1° Stop pedaling just before take off to concentrate on your balance. Start shifting your body backward to keep the front wheel horizontal as it comes in the air.
2° When you decide to go off the wall, sideways or frontally, start a manual by pulling on the bars and keeping your weight backwards. The front wheel stays up in the air.
3° Once in the air, just let the bike fall naturally to the ground, extending the legs before the bike impacts with the ground (so that you can flex again for damping).
Make sure you cruise at more than 20km/h, the idea is just to fly down that gap. As soon as the back wheel touches down,
try to damp the impact with both the legs and arms, stay in the middle of the bike
and keep rolling (then brake progressively).
See this move in a video
Next, extend the legs
to lower the rear wheel
Landing flat is ugly and painful

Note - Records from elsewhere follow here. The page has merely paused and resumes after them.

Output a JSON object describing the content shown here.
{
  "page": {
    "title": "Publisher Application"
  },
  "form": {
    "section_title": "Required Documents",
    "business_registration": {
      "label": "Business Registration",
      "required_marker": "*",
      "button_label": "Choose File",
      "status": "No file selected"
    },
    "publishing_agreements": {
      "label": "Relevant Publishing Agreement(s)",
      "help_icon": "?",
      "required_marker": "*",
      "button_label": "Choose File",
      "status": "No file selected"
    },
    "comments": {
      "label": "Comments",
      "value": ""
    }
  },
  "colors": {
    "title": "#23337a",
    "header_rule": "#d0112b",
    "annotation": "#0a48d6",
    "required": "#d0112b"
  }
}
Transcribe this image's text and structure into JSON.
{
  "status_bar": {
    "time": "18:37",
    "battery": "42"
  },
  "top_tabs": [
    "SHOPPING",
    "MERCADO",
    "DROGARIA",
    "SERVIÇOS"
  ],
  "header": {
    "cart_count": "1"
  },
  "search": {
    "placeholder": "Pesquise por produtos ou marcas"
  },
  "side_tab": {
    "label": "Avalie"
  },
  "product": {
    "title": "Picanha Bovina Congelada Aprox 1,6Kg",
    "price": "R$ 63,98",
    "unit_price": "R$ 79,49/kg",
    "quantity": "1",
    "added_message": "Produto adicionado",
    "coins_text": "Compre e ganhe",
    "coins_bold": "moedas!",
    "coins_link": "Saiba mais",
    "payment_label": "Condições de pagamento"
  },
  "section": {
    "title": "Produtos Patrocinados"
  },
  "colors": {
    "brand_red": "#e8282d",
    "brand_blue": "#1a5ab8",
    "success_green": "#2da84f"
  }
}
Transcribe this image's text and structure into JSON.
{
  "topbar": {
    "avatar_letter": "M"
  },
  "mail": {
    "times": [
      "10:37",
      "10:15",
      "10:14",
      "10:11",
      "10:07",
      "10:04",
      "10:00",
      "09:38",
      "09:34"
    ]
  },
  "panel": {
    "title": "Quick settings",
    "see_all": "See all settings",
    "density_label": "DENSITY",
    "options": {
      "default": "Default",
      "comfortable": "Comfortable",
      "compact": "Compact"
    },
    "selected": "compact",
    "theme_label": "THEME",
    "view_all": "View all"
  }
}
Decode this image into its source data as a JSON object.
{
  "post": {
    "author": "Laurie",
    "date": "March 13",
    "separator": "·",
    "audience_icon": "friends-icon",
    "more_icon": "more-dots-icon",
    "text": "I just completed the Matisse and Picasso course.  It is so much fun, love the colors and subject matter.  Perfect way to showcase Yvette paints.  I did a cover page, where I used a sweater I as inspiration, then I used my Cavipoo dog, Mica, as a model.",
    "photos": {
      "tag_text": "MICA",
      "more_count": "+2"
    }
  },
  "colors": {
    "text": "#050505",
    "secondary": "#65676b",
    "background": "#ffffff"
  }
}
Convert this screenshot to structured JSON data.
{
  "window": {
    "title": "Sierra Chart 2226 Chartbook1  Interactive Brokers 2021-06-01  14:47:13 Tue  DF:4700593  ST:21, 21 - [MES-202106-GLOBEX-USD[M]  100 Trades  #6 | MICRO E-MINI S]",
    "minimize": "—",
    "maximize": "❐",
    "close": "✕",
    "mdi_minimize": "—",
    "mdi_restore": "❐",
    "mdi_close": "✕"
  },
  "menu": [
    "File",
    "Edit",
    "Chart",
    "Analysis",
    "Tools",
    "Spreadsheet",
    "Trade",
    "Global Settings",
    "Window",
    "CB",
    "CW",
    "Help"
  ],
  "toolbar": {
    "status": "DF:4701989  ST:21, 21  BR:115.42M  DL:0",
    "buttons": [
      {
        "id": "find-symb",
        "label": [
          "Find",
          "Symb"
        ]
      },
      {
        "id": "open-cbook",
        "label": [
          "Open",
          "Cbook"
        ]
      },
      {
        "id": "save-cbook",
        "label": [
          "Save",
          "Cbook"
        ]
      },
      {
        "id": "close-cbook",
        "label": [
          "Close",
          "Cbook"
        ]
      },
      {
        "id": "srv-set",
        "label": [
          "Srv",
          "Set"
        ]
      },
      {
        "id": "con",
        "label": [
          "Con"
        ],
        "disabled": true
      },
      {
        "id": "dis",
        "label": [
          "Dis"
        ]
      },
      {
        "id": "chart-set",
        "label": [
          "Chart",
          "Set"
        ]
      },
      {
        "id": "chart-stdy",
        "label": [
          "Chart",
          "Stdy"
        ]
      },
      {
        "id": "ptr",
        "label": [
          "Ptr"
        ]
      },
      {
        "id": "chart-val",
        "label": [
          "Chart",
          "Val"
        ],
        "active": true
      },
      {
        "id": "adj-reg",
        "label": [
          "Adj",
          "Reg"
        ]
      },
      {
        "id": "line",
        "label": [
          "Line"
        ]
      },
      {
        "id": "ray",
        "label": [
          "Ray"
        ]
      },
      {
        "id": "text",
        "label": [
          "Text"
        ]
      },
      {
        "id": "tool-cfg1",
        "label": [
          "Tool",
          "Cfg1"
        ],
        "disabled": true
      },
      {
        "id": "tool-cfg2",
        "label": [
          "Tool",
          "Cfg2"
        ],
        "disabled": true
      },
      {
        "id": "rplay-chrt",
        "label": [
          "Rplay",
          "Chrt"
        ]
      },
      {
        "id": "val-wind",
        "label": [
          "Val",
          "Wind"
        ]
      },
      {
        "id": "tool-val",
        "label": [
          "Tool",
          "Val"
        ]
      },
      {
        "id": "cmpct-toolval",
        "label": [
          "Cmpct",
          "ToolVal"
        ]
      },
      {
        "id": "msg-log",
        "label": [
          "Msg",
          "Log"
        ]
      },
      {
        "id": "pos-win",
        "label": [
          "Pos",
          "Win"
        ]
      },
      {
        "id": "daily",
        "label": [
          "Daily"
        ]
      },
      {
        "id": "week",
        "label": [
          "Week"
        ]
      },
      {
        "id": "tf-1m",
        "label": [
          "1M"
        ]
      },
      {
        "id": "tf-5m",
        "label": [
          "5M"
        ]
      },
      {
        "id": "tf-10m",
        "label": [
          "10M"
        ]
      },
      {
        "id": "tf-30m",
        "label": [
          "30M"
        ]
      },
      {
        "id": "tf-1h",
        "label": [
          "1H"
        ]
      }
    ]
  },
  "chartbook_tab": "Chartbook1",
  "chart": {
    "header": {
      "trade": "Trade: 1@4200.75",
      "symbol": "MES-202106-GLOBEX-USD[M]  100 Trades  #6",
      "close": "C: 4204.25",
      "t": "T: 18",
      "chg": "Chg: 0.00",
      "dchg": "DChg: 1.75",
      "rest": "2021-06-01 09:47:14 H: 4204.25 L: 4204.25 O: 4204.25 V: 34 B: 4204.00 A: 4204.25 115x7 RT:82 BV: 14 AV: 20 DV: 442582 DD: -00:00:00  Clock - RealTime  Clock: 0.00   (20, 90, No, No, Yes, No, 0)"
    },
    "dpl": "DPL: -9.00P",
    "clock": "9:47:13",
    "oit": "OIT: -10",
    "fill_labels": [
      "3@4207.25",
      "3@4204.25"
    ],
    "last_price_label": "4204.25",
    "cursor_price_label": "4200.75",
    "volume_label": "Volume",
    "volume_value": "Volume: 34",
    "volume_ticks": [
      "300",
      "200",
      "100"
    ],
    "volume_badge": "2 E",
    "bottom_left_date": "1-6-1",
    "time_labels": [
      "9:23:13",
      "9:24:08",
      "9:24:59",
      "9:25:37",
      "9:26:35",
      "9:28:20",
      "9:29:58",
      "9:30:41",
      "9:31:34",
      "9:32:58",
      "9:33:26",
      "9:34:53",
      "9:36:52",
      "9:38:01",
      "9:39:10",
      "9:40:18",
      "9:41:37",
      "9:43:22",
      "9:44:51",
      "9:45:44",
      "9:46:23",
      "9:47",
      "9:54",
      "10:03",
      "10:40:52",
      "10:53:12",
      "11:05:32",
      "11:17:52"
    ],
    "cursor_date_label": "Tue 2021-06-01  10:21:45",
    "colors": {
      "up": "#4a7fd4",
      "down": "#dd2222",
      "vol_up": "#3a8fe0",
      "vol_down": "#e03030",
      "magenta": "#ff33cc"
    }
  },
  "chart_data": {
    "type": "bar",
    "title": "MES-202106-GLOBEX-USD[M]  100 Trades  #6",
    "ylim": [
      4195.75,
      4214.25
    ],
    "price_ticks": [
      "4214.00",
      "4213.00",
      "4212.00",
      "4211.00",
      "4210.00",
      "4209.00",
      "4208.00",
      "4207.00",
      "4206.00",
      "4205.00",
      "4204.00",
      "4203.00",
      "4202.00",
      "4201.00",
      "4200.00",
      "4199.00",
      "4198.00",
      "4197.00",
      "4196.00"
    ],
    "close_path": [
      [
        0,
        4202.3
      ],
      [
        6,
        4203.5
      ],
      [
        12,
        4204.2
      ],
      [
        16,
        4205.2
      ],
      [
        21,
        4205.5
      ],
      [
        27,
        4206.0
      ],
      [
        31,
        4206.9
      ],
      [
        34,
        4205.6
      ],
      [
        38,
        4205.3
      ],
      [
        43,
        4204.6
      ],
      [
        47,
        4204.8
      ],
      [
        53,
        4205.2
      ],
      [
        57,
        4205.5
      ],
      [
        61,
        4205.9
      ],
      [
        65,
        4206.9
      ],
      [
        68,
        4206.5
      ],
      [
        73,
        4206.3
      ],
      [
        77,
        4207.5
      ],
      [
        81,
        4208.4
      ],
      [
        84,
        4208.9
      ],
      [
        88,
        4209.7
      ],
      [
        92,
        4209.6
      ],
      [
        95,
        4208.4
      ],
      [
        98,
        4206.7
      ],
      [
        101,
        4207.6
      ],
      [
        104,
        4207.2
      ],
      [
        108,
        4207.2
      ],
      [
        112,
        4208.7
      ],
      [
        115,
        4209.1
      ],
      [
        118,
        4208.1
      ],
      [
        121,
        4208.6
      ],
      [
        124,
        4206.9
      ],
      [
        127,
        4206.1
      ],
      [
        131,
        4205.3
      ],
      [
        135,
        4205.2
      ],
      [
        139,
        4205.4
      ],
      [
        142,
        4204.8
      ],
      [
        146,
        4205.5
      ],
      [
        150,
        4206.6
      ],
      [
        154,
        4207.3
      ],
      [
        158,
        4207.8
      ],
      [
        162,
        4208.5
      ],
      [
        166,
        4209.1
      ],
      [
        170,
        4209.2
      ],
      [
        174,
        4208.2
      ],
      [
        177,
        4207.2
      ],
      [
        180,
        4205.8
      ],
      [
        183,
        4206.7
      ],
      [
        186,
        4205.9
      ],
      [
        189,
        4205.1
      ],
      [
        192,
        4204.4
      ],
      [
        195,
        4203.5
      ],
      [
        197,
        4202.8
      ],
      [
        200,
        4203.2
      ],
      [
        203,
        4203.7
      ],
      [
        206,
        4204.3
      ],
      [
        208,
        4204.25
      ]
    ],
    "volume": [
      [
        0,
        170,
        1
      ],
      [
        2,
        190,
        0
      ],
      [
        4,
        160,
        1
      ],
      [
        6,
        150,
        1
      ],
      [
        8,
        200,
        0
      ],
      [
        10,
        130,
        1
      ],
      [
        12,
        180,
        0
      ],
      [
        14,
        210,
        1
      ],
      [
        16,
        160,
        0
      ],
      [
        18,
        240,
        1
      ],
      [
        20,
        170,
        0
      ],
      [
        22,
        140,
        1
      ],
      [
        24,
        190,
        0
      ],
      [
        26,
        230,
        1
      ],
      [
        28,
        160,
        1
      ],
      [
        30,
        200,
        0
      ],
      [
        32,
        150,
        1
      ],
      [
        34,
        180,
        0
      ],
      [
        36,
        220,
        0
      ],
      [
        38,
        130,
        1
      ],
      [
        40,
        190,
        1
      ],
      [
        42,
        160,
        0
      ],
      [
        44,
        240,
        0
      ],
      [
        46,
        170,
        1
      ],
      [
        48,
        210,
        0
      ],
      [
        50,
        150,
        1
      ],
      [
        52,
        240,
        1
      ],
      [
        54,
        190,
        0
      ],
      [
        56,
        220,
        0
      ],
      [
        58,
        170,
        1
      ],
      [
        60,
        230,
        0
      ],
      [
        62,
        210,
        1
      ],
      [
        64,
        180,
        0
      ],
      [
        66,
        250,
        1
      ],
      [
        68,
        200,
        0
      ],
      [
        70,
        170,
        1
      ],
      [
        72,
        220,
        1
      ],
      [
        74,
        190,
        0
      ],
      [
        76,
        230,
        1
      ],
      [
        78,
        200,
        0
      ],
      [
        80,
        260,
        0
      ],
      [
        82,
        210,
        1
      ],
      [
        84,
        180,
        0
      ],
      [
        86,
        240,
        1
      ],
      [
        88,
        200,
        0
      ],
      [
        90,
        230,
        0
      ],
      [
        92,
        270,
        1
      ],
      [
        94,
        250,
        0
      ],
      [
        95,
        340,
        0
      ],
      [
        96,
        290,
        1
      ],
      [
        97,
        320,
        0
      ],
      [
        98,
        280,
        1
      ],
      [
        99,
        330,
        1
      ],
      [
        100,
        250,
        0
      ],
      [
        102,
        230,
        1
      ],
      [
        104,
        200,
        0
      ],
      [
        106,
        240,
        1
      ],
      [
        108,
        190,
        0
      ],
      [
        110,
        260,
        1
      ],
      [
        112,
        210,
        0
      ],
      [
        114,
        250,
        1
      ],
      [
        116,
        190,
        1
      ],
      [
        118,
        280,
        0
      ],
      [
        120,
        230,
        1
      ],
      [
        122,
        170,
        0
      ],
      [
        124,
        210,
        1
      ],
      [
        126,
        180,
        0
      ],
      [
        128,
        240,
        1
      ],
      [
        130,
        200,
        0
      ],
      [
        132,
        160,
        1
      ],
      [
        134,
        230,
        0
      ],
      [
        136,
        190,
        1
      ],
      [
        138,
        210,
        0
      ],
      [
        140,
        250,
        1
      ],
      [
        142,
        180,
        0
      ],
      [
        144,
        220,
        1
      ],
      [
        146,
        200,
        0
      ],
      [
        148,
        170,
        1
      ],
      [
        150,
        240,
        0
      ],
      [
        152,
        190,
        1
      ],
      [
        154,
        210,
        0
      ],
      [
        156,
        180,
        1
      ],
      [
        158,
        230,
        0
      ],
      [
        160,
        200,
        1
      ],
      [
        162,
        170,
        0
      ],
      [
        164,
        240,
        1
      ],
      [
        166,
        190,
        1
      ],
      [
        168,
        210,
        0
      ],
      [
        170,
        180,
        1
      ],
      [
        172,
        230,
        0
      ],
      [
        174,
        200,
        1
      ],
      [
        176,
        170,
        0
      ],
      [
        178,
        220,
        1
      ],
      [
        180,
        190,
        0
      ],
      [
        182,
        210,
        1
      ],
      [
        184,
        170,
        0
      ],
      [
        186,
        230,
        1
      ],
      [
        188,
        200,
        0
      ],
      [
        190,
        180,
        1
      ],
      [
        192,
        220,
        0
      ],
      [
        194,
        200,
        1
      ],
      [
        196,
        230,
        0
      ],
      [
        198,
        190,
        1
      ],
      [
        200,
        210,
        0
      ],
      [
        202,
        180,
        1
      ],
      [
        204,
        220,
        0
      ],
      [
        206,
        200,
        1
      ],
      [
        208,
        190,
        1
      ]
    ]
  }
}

This approach is not very safe when jumping from high. In extreme downhill or freeride, the guys nearly always land in a slope, so that the suspensions do the work progressively. If for some reason, you pull too much on the handlebars during take off, you may end up landing in an uncontrolled wheelie (which is really risky until you use the rear brake). try to avoid landing flat, as this is rather unforgiving for the wrists. If you don't pull enough on the bars during take off, the bike can dive forward, and you'll land on the front wheel, which is ugly, and from high, a guaranteed crash. If you stay flexed in the air, you'd better have some good suspensions to do the work for you when you land. If you lay too much backwards, you'll fall off on your back in a kind of desperate wheelie (not good either). As usual, start jumping off small kerbs and progressively build it up. You'll have more control if you learn how to drop off from a pedal kick.